Mexico is set to legalize recreational marijuana.
Lawmakers have until the end of next month to finalize legislation.
Last fall, the Supreme Court of Mexico ruled the country-wide prohibition on cannabis unconstitutional.
According to the court ruling, “the effects provoked by marijuana do not justify an absolute prohibition of its consumption.” Now, Mexican lawmakers have until April 30th, 2020 to propose a bill to legalize marijuana on the recreational level.
This is after the Mexican Senate failed to come to an agreement over the specifics of legalization before a previous October 31st deadline.
The Supreme Court of Mexico gave the Senate a six-month extension to pass a bill; the extension was referred to in the court ruling as “exceptionally and for one time only.”
Progressive President López Obrador had previously expressed support of legalization, however, recently, President Obrador commented that his administration is focused on legalizing medical cannabis, causing some confusion and leading many to question his intentions.

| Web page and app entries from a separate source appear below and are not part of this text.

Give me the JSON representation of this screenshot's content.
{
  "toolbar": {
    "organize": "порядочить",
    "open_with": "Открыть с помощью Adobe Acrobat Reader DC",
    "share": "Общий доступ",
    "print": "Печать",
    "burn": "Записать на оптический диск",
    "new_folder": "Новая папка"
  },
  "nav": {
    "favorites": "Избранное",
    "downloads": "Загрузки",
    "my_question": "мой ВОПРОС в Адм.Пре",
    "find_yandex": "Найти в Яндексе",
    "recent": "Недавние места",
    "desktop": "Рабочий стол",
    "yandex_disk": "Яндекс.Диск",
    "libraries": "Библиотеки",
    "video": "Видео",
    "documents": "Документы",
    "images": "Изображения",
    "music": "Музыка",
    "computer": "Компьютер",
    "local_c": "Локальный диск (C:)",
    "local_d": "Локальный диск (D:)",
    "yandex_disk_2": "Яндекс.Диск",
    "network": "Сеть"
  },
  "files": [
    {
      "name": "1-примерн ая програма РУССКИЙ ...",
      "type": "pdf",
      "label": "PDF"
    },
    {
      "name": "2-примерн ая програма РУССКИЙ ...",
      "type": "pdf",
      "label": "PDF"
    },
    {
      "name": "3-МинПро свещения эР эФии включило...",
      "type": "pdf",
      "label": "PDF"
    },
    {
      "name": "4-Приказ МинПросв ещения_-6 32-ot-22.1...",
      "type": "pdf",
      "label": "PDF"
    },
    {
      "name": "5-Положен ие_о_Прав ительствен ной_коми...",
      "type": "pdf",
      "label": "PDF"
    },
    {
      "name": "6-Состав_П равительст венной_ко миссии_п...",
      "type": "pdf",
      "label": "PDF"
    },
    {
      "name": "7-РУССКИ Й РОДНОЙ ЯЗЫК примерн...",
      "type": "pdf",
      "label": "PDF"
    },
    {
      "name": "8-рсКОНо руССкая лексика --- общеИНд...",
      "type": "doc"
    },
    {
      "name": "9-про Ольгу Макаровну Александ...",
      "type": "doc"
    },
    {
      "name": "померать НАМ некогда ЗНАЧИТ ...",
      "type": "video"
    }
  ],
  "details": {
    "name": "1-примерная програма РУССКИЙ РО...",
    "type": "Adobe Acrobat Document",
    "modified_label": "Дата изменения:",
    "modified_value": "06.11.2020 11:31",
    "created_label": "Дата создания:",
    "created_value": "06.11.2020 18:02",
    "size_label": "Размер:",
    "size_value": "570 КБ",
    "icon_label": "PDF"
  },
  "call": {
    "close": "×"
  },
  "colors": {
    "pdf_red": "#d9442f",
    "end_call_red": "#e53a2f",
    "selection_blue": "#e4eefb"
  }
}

At a recent press conference, President Obrador made the claim that the majority of murders in Mexico were relating to alcohol and drug use.
Mexico first decriminalized marijuana back in 2009.
Medical cannabis has been legal in Mexico since June of 2017; however, the country’s medical marijuana program was strictly limited, restricting access for many patients.
Despite decriminalization and medical legalization, recreational use of the plant has remained illegal.
Following the Supreme Court decision, drug policy scientist, Froylán Enciso, gave an interview to UPI, saying, “The rulings pave the way for adults to use marijuana in any way they see fit. We aren’t just talking about recreational use. The court has found that marijuana can be used for rituals, for recreational use, for medical use, at work, for scientific investigations. For any adult use and that it cannot be penalized.”
Added Enciso, “The Mexican government has not put violent criminals in prison but [rather] people who smoke small quantities on street corners or outside, so these decisions will benefit many small consumers.”
Cannabis legalization could have huge implications for Mexico; with drug cartels controlling the illegal supply, regulation has the capacity to bring large-scale change to the country.
Over 200,000 people have died since 2006 in Mexico’s failed war on drugs, with more than 31,000 deaths due to homicide in 2017 alone.
Laura Carlsen is the Director of the Americas Program for the Center for International Policy in Mexico City. Back in 2017, Carlsen told the Rolling Stone, “When people have legal, regulated places to buy marijuana, it takes the whole business out of the hands of organized crime. Marijuana is a huge chunk of cartel income. Without that income there is an automatic reduction in their capacity to buy weapons, recruit teens, bribe politicians.
Going on, said Carlsen, “Prohibition is the best thing that ever happened to organized crime they couldn’t survive a day without it. So as we dial back the disastrous prohibition regime, cartels are forced like any business to downsize. They lose market demand, reduce production and lose power to control territory and communities.”